Exercise input section start

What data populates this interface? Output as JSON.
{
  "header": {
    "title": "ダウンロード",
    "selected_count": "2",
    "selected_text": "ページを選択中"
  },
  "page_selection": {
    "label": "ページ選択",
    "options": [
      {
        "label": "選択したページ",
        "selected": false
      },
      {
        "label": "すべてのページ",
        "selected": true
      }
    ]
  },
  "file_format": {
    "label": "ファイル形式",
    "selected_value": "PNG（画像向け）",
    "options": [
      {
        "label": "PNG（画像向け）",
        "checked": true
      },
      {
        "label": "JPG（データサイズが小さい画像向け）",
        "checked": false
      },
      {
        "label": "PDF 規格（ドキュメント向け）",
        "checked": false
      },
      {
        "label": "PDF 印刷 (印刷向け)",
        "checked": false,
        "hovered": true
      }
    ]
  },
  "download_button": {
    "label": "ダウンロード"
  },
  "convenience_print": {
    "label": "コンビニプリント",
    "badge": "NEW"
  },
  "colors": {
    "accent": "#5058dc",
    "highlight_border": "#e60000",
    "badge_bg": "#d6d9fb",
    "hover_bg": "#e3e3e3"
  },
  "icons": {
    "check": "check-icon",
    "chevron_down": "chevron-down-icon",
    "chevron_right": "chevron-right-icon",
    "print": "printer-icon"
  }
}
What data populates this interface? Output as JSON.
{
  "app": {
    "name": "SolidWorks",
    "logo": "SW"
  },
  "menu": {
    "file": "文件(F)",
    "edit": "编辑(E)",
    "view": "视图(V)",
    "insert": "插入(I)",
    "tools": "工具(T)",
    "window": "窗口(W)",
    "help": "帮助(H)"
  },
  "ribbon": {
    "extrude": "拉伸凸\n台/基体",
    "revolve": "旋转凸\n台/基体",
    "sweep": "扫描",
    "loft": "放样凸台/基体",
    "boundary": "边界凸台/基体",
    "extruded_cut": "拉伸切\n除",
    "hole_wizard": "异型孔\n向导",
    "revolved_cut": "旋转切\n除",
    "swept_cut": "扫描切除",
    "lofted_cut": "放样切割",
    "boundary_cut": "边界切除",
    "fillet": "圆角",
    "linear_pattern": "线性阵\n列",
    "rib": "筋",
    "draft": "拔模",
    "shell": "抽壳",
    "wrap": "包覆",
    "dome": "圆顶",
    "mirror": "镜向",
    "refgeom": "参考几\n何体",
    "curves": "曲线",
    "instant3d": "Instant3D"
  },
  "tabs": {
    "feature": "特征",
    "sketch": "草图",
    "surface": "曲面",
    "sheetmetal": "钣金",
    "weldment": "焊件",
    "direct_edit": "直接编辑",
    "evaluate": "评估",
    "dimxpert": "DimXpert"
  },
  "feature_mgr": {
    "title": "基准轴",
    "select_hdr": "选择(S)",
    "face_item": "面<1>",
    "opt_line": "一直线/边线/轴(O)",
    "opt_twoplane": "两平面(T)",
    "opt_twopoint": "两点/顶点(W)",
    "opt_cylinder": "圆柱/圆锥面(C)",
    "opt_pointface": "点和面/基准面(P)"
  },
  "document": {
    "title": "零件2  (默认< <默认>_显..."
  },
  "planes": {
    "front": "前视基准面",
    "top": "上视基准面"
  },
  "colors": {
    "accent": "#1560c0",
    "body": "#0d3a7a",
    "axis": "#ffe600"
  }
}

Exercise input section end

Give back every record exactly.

What data populates this interface? Output as JSON.
{
  "header": {
    "title": "ダウンロード",
    "selected_count": "2",
    "selected_text": "ページを選択中"
  },
  "page_selection": {
    "label": "ページ選択",
    "options": [
      {
        "label": "選択したページ",
        "selected": false
      },
      {
        "label": "すべてのページ",
        "selected": true
      }
    ]
  },
  "file_format": {
    "label": "ファイル形式",
    "selected_value": "PNG（画像向け）",
    "options": [
      {
        "label": "PNG（画像向け）",
        "checked": true
      },
      {
        "label": "JPG（データサイズが小さい画像向け）",
        "checked": false
      },
      {
        "label": "PDF 規格（ドキュメント向け）",
        "checked": false
      },
      {
        "label": "PDF 印刷 (印刷向け)",
        "checked": false,
        "hovered": true
      }
    ]
  },
  "download_button": {
    "label": "ダウンロード"
  },
  "convenience_print": {
    "label": "コンビニプリント",
    "badge": "NEW"
  },
  "colors": {
    "accent": "#5058dc",
    "highlight_border": "#e60000",
    "badge_bg": "#d6d9fb",
    "hover_bg": "#e3e3e3"
  },
  "icons": {
    "check": "check-icon",
    "chevron_down": "chevron-down-icon",
    "chevron_right": "chevron-right-icon",
    "print": "printer-icon"
  }
}
What data populates this interface? Output as JSON.
{
  "app": {
    "name": "SolidWorks",
    "logo": "SW"
  },
  "menu": {
    "file": "文件(F)",
    "edit": "编辑(E)",
    "view": "视图(V)",
    "insert": "插入(I)",
    "tools": "工具(T)",
    "window": "窗口(W)",
    "help": "帮助(H)"
  },
  "ribbon": {
    "extrude": "拉伸凸\n台/基体",
    "revolve": "旋转凸\n台/基体",
    "sweep": "扫描",
    "loft": "放样凸台/基体",
    "boundary": "边界凸台/基体",
    "extruded_cut": "拉伸切\n除",
    "hole_wizard": "异型孔\n向导",
    "revolved_cut": "旋转切\n除",
    "swept_cut": "扫描切除",
    "lofted_cut": "放样切割",
    "boundary_cut": "边界切除",
    "fillet": "圆角",
    "linear_pattern": "线性阵\n列",
    "rib": "筋",
    "draft": "拔模",
    "shell": "抽壳",
    "wrap": "包覆",
    "dome": "圆顶",
    "mirror": "镜向",
    "refgeom": "参考几\n何体",
    "curves": "曲线",
    "instant3d": "Instant3D"
  },
  "tabs": {
    "feature": "特征",
    "sketch": "草图",
    "surface": "曲面",
    "sheetmetal": "钣金",
    "weldment": "焊件",
    "direct_edit": "直接编辑",
    "evaluate": "评估",
    "dimxpert": "DimXpert"
  },
  "feature_mgr": {
    "title": "基准轴",
    "select_hdr": "选择(S)",
    "face_item": "面<1>",
    "opt_line": "一直线/边线/轴(O)",
    "opt_twoplane": "两平面(T)",
    "opt_twopoint": "两点/顶点(W)",
    "opt_cylinder": "圆柱/圆锥面(C)",
    "opt_pointface": "点和面/基准面(P)"
  },
  "document": {
    "title": "零件2  (默认< <默认>_显..."
  },
  "planes": {
    "front": "前视基准面",
    "top": "上视基准面"
  },
  "colors": {
    "accent": "#1560c0",
    "body": "#0d3a7a",
    "axis": "#ffe600"
  }
}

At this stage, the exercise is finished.